### Your assignment
Your task is to print all of the data below exactly, with no pictures included.

### Given information
+ + + +

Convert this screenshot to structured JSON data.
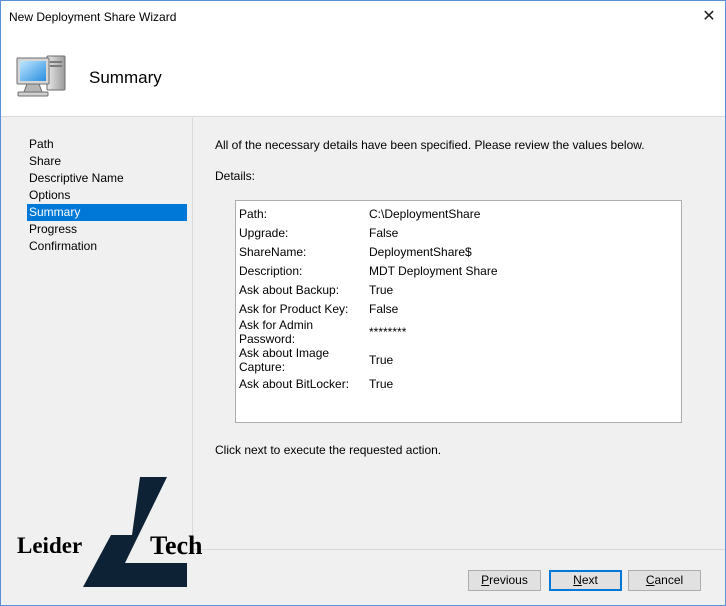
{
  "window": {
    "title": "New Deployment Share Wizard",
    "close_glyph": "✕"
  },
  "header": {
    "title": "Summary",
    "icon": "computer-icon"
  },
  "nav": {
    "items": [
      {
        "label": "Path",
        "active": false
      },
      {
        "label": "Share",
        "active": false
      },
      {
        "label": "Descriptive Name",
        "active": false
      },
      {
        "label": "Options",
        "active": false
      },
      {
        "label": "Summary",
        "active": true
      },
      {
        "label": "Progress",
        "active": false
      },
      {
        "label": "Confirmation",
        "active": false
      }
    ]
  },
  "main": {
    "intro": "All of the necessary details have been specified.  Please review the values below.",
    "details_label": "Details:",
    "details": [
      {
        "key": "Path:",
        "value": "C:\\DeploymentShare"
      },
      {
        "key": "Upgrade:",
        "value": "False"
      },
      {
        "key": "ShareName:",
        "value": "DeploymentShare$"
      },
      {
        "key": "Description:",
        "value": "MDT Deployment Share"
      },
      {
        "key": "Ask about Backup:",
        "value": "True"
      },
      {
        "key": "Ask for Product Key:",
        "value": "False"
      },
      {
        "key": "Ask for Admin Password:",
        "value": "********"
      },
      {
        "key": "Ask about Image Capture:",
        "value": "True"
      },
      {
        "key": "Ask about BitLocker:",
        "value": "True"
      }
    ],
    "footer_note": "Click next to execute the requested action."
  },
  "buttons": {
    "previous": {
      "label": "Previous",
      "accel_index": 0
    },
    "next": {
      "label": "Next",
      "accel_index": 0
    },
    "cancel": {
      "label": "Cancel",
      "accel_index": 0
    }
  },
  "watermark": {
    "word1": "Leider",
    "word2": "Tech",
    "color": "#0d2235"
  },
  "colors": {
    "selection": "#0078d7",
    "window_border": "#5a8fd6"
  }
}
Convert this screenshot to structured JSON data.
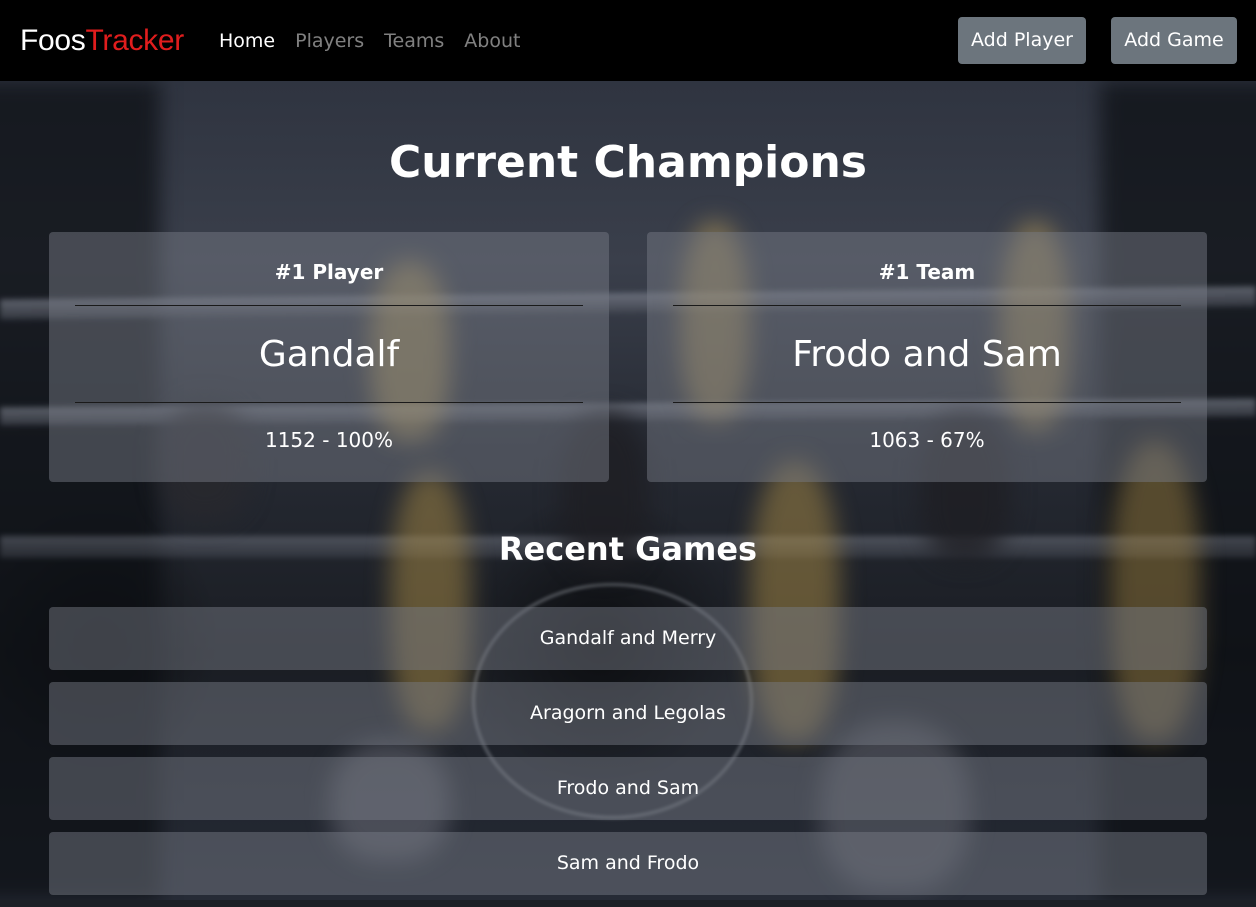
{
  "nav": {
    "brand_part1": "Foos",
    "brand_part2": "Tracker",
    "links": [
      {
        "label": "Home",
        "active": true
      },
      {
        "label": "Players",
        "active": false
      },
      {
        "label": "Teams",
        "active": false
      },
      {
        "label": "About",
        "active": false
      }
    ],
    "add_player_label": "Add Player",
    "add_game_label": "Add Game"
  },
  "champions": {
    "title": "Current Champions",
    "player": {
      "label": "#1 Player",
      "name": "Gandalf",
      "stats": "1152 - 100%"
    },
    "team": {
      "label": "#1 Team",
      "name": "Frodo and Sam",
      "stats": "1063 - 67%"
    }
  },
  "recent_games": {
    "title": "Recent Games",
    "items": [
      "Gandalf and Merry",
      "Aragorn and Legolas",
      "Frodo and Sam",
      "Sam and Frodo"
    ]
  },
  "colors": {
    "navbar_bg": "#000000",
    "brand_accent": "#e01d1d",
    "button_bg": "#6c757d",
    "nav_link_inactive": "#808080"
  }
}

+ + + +

### Answer to the exercise
Convert this screenshot to structured JSON data.
{
  "window": {
    "title": "New Deployment Share Wizard",
    "close_glyph": "✕"
  },
  "header": {
    "title": "Summary",
    "icon": "computer-icon"
  },
  "nav": {
    "items": [
      {
        "label": "Path",
        "active": false
      },
      {
        "label": "Share",
        "active": false
      },
      {
        "label": "Descriptive Name",
        "active": false
      },
      {
        "label": "Options",
        "active": false
      },
      {
        "label": "Summary",
        "active": true
      },
      {
        "label": "Progress",
        "active": false
      },
      {
        "label": "Confirmation",
        "active": false
      }
    ]
  },
  "main": {
    "intro": "All of the necessary details have been specified.  Please review the values below.",
    "details_label": "Details:",
    "details": [
      {
        "key": "Path:",
        "value": "C:\\DeploymentShare"
      },
      {
        "key": "Upgrade:",
        "value": "False"
      },
      {
        "key": "ShareName:",
        "value": "DeploymentShare$"
      },
      {
        "key": "Description:",
        "value": "MDT Deployment Share"
      },
      {
        "key": "Ask about Backup:",
        "value": "True"
      },
      {
        "key": "Ask for Product Key:",
        "value": "False"
      },
      {
        "key": "Ask for Admin Password:",
        "value": "********"
      },
      {
        "key": "Ask about Image Capture:",
        "value": "True"
      },
      {
        "key": "Ask about BitLocker:",
        "value": "True"
      }
    ],
    "footer_note": "Click next to execute the requested action."
  },
  "buttons": {
    "previous": {
      "label": "Previous",
      "accel_index": 0
    },
    "next": {
      "label": "Next",
      "accel_index": 0
    },
    "cancel": {
      "label": "Cancel",
      "accel_index": 0
    }
  },
  "watermark": {
    "word1": "Leider",
    "word2": "Tech",
    "color": "#0d2235"
  },
  "colors": {
    "selection": "#0078d7",
    "window_border": "#5a8fd6"
  }
}
Convert this screenshot to structured JSON data.
{
  "nav": {
    "brand_part1": "Foos",
    "brand_part2": "Tracker",
    "links": [
      {
        "label": "Home",
        "active": true
      },
      {
        "label": "Players",
        "active": false
      },
      {
        "label": "Teams",
        "active": false
      },
      {
        "label": "About",
        "active": false
      }
    ],
    "add_player_label": "Add Player",
    "add_game_label": "Add Game"
  },
  "champions": {
    "title": "Current Champions",
    "player": {
      "label": "#1 Player",
      "name": "Gandalf",
      "stats": "1152 - 100%"
    },
    "team": {
      "label": "#1 Team",
      "name": "Frodo and Sam",
      "stats": "1063 - 67%"
    }
  },
  "recent_games": {
    "title": "Recent Games",
    "items": [
      "Gandalf and Merry",
      "Aragorn and Legolas",
      "Frodo and Sam",
      "Sam and Frodo"
    ]
  },
  "colors": {
    "navbar_bg": "#000000",
    "brand_accent": "#e01d1d",
    "button_bg": "#6c757d",
    "nav_link_inactive": "#808080"
  }
}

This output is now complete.